(Extracted records Opens)

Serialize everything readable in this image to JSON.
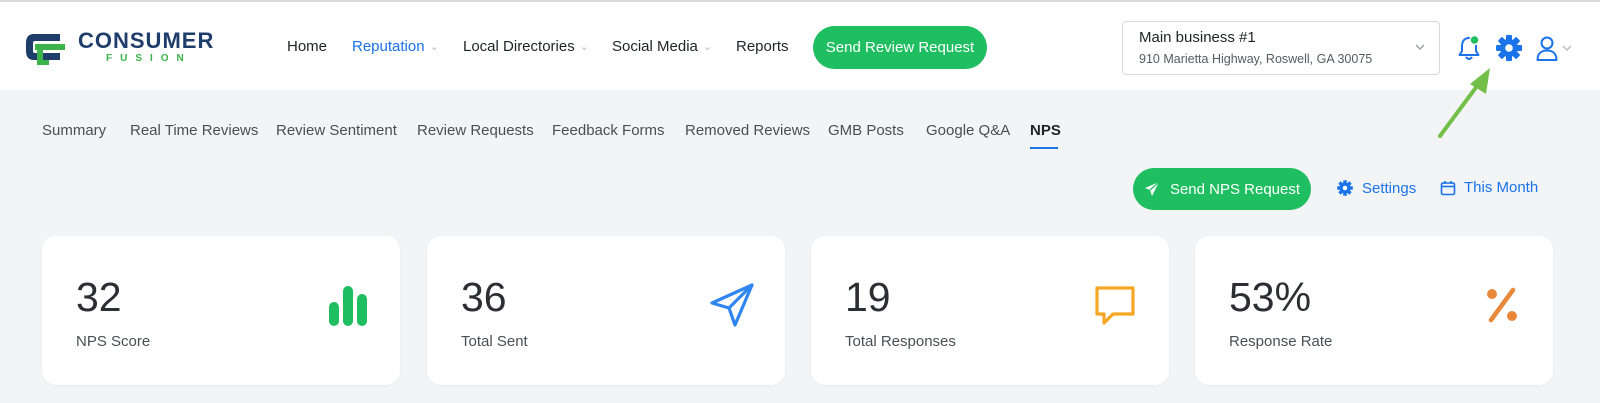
{
  "brand": {
    "name": "CONSUMER",
    "sub": "FUSION",
    "color_primary": "#1f3d6b",
    "color_accent": "#3bb34a"
  },
  "nav": {
    "items": [
      {
        "label": "Home",
        "active": false,
        "dropdown": false
      },
      {
        "label": "Reputation",
        "active": true,
        "dropdown": true
      },
      {
        "label": "Local Directories",
        "active": false,
        "dropdown": true
      },
      {
        "label": "Social Media",
        "active": false,
        "dropdown": true
      },
      {
        "label": "Reports",
        "active": false,
        "dropdown": false
      }
    ],
    "cta_label": "Send Review Request"
  },
  "business": {
    "name": "Main business #1",
    "address": "910 Marietta Highway, Roswell, GA 30075"
  },
  "header_icons": [
    "bell-icon",
    "gear-icon",
    "user-icon"
  ],
  "tabs": [
    {
      "label": "Summary",
      "active": false
    },
    {
      "label": "Real Time Reviews",
      "active": false
    },
    {
      "label": "Review Sentiment",
      "active": false
    },
    {
      "label": "Review Requests",
      "active": false
    },
    {
      "label": "Feedback Forms",
      "active": false
    },
    {
      "label": "Removed Reviews",
      "active": false
    },
    {
      "label": "GMB Posts",
      "active": false
    },
    {
      "label": "Google Q&A",
      "active": false
    },
    {
      "label": "NPS",
      "active": true
    }
  ],
  "actions": {
    "send_nps_label": "Send NPS Request",
    "settings_label": "Settings",
    "period_label": "This Month"
  },
  "stats": [
    {
      "value": "32",
      "label": "NPS Score",
      "icon": "bar-chart-icon",
      "color": "#1fbe60"
    },
    {
      "value": "36",
      "label": "Total Sent",
      "icon": "paper-plane-icon",
      "color": "#2f86f0"
    },
    {
      "value": "19",
      "label": "Total Responses",
      "icon": "chat-bubble-icon",
      "color": "#f5a623"
    },
    {
      "value": "53%",
      "label": "Response Rate",
      "icon": "percent-icon",
      "color": "#e8883a"
    }
  ],
  "colors": {
    "accent_blue": "#1a73e8",
    "button_green": "#1fbe60",
    "background": "#f3f4f6"
  }
}
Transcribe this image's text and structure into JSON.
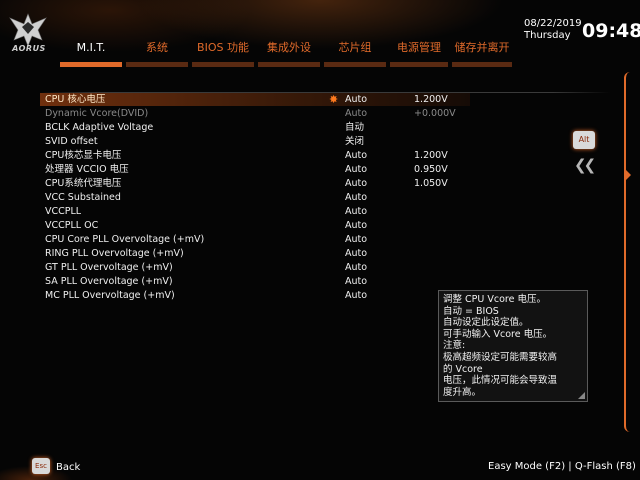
{
  "header": {
    "brand": "AORUS",
    "logo_icon": "eagle-icon",
    "date": "08/22/2019",
    "day": "Thursday",
    "time": "09:48",
    "accent_color": "#e06a2a"
  },
  "tabs": [
    {
      "label": "M.I.T.",
      "active": true
    },
    {
      "label": "系统",
      "active": false
    },
    {
      "label": "BIOS 功能",
      "active": false
    },
    {
      "label": "集成外设",
      "active": false
    },
    {
      "label": "芯片组",
      "active": false
    },
    {
      "label": "电源管理",
      "active": false
    },
    {
      "label": "储存并离开",
      "active": false
    }
  ],
  "settings": [
    {
      "label": "CPU 核心电压",
      "value": "Auto",
      "current": "1.200V",
      "selected": true,
      "dim": false
    },
    {
      "label": "Dynamic Vcore(DVID)",
      "value": "Auto",
      "current": "+0.000V",
      "selected": false,
      "dim": true
    },
    {
      "label": "BCLK Adaptive Voltage",
      "value": "自动",
      "current": "",
      "selected": false,
      "dim": false
    },
    {
      "label": "SVID offset",
      "value": "关闭",
      "current": "",
      "selected": false,
      "dim": false
    },
    {
      "label": "CPU核芯显卡电压",
      "value": "Auto",
      "current": "1.200V",
      "selected": false,
      "dim": false
    },
    {
      "label": "处理器 VCCIO 电压",
      "value": "Auto",
      "current": "0.950V",
      "selected": false,
      "dim": false
    },
    {
      "label": "CPU系统代理电压",
      "value": "Auto",
      "current": "1.050V",
      "selected": false,
      "dim": false
    },
    {
      "label": "VCC Substained",
      "value": "Auto",
      "current": "",
      "selected": false,
      "dim": false
    },
    {
      "label": "VCCPLL",
      "value": "Auto",
      "current": "",
      "selected": false,
      "dim": false
    },
    {
      "label": "VCCPLL OC",
      "value": "Auto",
      "current": "",
      "selected": false,
      "dim": false
    },
    {
      "label": "CPU Core PLL Overvoltage (+mV)",
      "value": "Auto",
      "current": "",
      "selected": false,
      "dim": false
    },
    {
      "label": "RING PLL Overvoltage (+mV)",
      "value": "Auto",
      "current": "",
      "selected": false,
      "dim": false
    },
    {
      "label": "GT PLL Overvoltage (+mV)",
      "value": "Auto",
      "current": "",
      "selected": false,
      "dim": false
    },
    {
      "label": "SA PLL Overvoltage (+mV)",
      "value": "Auto",
      "current": "",
      "selected": false,
      "dim": false
    },
    {
      "label": "MC PLL Overvoltage (+mV)",
      "value": "Auto",
      "current": "",
      "selected": false,
      "dim": false
    }
  ],
  "selected_marker_icon": "star-icon",
  "side": {
    "alt_label": "Alt",
    "collapse_icon": "double-chevron-left-icon"
  },
  "help": {
    "text": "调整 CPU Vcore 电压。\n自动 = BIOS\n自动设定此设定值。\n可手动输入 Vcore 电压。\n注意:\n极高超频设定可能需要较高\n的 Vcore\n电压，此情况可能会导致温\n度升高。"
  },
  "footer": {
    "esc_label": "Esc",
    "back_label": "Back",
    "shortcuts": "Easy Mode (F2)  |  Q-Flash (F8)"
  }
}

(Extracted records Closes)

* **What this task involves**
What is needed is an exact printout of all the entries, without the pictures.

* **Answer for this exercise**
Serialize everything readable in this image to JSON.
{
  "brand": {
    "name": "CONSUMER",
    "sub": "FUSION",
    "color_primary": "#1f3d6b",
    "color_accent": "#3bb34a"
  },
  "nav": {
    "items": [
      {
        "label": "Home",
        "active": false,
        "dropdown": false
      },
      {
        "label": "Reputation",
        "active": true,
        "dropdown": true
      },
      {
        "label": "Local Directories",
        "active": false,
        "dropdown": true
      },
      {
        "label": "Social Media",
        "active": false,
        "dropdown": true
      },
      {
        "label": "Reports",
        "active": false,
        "dropdown": false
      }
    ],
    "cta_label": "Send Review Request"
  },
  "business": {
    "name": "Main business #1",
    "address": "910 Marietta Highway, Roswell, GA 30075"
  },
  "header_icons": [
    "bell-icon",
    "gear-icon",
    "user-icon"
  ],
  "tabs": [
    {
      "label": "Summary",
      "active": false
    },
    {
      "label": "Real Time Reviews",
      "active": false
    },
    {
      "label": "Review Sentiment",
      "active": false
    },
    {
      "label": "Review Requests",
      "active": false
    },
    {
      "label": "Feedback Forms",
      "active": false
    },
    {
      "label": "Removed Reviews",
      "active": false
    },
    {
      "label": "GMB Posts",
      "active": false
    },
    {
      "label": "Google Q&A",
      "active": false
    },
    {
      "label": "NPS",
      "active": true
    }
  ],
  "actions": {
    "send_nps_label": "Send NPS Request",
    "settings_label": "Settings",
    "period_label": "This Month"
  },
  "stats": [
    {
      "value": "32",
      "label": "NPS Score",
      "icon": "bar-chart-icon",
      "color": "#1fbe60"
    },
    {
      "value": "36",
      "label": "Total Sent",
      "icon": "paper-plane-icon",
      "color": "#2f86f0"
    },
    {
      "value": "19",
      "label": "Total Responses",
      "icon": "chat-bubble-icon",
      "color": "#f5a623"
    },
    {
      "value": "53%",
      "label": "Response Rate",
      "icon": "percent-icon",
      "color": "#e8883a"
    }
  ],
  "colors": {
    "accent_blue": "#1a73e8",
    "button_green": "#1fbe60",
    "background": "#f3f4f6"
  }
}
Transcribe this image's text and structure into JSON.
{
  "header": {
    "brand": "AORUS",
    "logo_icon": "eagle-icon",
    "date": "08/22/2019",
    "day": "Thursday",
    "time": "09:48",
    "accent_color": "#e06a2a"
  },
  "tabs": [
    {
      "label": "M.I.T.",
      "active": true
    },
    {
      "label": "系统",
      "active": false
    },
    {
      "label": "BIOS 功能",
      "active": false
    },
    {
      "label": "集成外设",
      "active": false
    },
    {
      "label": "芯片组",
      "active": false
    },
    {
      "label": "电源管理",
      "active": false
    },
    {
      "label": "储存并离开",
      "active": false
    }
  ],
  "settings": [
    {
      "label": "CPU 核心电压",
      "value": "Auto",
      "current": "1.200V",
      "selected": true,
      "dim": false
    },
    {
      "label": "Dynamic Vcore(DVID)",
      "value": "Auto",
      "current": "+0.000V",
      "selected": false,
      "dim": true
    },
    {
      "label": "BCLK Adaptive Voltage",
      "value": "自动",
      "current": "",
      "selected": false,
      "dim": false
    },
    {
      "label": "SVID offset",
      "value": "关闭",
      "current": "",
      "selected": false,
      "dim": false
    },
    {
      "label": "CPU核芯显卡电压",
      "value": "Auto",
      "current": "1.200V",
      "selected": false,
      "dim": false
    },
    {
      "label": "处理器 VCCIO 电压",
      "value": "Auto",
      "current": "0.950V",
      "selected": false,
      "dim": false
    },
    {
      "label": "CPU系统代理电压",
      "value": "Auto",
      "current": "1.050V",
      "selected": false,
      "dim": false
    },
    {
      "label": "VCC Substained",
      "value": "Auto",
      "current": "",
      "selected": false,
      "dim": false
    },
    {
      "label": "VCCPLL",
      "value": "Auto",
      "current": "",
      "selected": false,
      "dim": false
    },
    {
      "label": "VCCPLL OC",
      "value": "Auto",
      "current": "",
      "selected": false,
      "dim": false
    },
    {
      "label": "CPU Core PLL Overvoltage (+mV)",
      "value": "Auto",
      "current": "",
      "selected": false,
      "dim": false
    },
    {
      "label": "RING PLL Overvoltage (+mV)",
      "value": "Auto",
      "current": "",
      "selected": false,
      "dim": false
    },
    {
      "label": "GT PLL Overvoltage (+mV)",
      "value": "Auto",
      "current": "",
      "selected": false,
      "dim": false
    },
    {
      "label": "SA PLL Overvoltage (+mV)",
      "value": "Auto",
      "current": "",
      "selected": false,
      "dim": false
    },
    {
      "label": "MC PLL Overvoltage (+mV)",
      "value": "Auto",
      "current": "",
      "selected": false,
      "dim": false
    }
  ],
  "selected_marker_icon": "star-icon",
  "side": {
    "alt_label": "Alt",
    "collapse_icon": "double-chevron-left-icon"
  },
  "help": {
    "text": "调整 CPU Vcore 电压。\n自动 = BIOS\n自动设定此设定值。\n可手动输入 Vcore 电压。\n注意:\n极高超频设定可能需要较高\n的 Vcore\n电压，此情况可能会导致温\n度升高。"
  },
  "footer": {
    "esc_label": "Esc",
    "back_label": "Back",
    "shortcuts": "Easy Mode (F2)  |  Q-Flash (F8)"
  }
}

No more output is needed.